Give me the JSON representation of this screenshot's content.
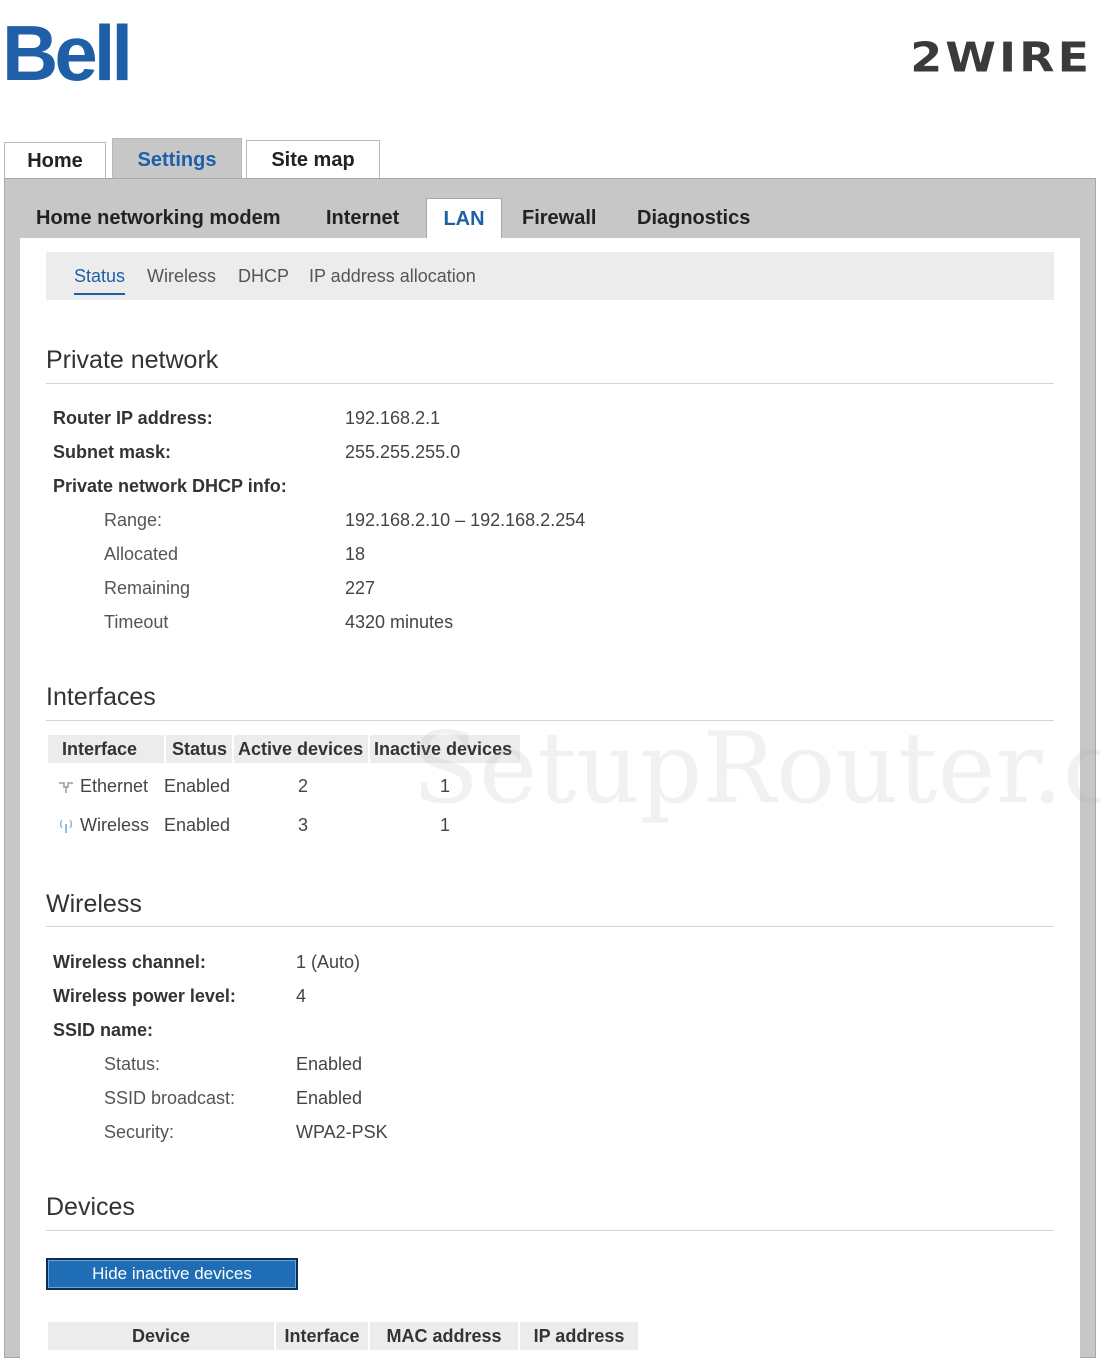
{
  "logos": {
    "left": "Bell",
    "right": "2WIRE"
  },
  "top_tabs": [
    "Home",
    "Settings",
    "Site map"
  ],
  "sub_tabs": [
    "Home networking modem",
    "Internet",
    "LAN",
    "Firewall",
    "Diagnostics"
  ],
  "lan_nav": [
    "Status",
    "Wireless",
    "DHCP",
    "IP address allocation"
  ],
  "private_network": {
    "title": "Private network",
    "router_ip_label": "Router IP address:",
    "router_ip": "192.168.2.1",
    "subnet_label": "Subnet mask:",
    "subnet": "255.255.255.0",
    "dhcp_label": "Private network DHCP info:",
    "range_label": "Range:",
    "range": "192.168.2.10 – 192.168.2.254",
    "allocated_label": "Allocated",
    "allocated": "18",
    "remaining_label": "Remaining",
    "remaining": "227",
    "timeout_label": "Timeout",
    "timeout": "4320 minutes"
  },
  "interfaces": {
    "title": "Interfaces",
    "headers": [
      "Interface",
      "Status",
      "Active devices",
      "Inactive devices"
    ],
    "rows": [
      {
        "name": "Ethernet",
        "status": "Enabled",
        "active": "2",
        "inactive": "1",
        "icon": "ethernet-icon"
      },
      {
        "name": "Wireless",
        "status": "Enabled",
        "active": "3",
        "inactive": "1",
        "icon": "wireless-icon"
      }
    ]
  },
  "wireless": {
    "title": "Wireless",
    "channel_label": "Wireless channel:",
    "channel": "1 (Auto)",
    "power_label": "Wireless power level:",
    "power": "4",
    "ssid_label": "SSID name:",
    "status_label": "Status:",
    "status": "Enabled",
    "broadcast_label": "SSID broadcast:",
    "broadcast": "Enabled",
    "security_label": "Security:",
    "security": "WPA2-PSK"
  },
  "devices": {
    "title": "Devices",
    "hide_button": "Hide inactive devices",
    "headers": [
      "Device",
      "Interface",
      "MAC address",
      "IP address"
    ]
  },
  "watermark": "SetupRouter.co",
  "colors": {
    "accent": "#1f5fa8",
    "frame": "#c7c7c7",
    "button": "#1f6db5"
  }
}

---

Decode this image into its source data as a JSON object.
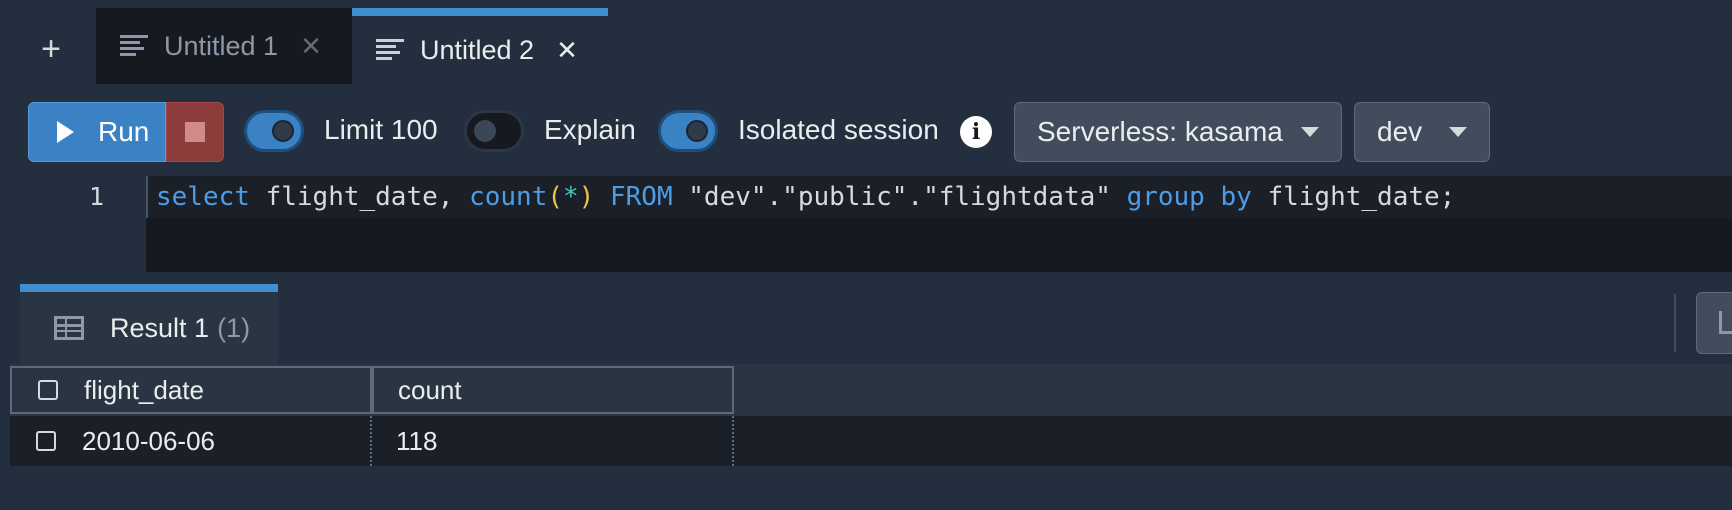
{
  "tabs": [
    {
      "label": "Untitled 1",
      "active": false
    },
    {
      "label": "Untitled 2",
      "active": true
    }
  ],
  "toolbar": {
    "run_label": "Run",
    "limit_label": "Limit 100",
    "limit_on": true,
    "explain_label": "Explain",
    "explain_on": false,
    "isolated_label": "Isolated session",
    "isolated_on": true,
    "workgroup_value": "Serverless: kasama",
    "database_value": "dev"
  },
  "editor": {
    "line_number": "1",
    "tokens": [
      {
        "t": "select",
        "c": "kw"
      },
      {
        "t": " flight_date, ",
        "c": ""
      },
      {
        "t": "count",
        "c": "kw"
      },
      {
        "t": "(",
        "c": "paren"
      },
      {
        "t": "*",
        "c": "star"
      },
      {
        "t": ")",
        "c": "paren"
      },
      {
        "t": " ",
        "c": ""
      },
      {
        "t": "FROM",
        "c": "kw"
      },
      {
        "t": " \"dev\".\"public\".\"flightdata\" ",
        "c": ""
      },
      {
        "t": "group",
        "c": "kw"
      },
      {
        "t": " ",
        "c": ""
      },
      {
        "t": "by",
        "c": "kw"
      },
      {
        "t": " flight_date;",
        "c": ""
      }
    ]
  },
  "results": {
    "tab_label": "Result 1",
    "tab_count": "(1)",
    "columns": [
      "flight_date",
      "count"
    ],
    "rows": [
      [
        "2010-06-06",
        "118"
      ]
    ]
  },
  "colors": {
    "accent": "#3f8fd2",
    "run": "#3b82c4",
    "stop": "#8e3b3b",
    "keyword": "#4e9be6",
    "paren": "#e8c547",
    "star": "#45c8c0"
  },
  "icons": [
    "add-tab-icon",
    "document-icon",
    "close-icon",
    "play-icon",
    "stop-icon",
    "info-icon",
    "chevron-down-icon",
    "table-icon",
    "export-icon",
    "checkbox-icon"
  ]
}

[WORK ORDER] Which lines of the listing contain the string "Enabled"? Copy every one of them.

[YOUR RESPONSE]
        "status": "Enabled",
        "status": "Enabled",
    "status": "Enabled",
    "broadcast": "Enabled",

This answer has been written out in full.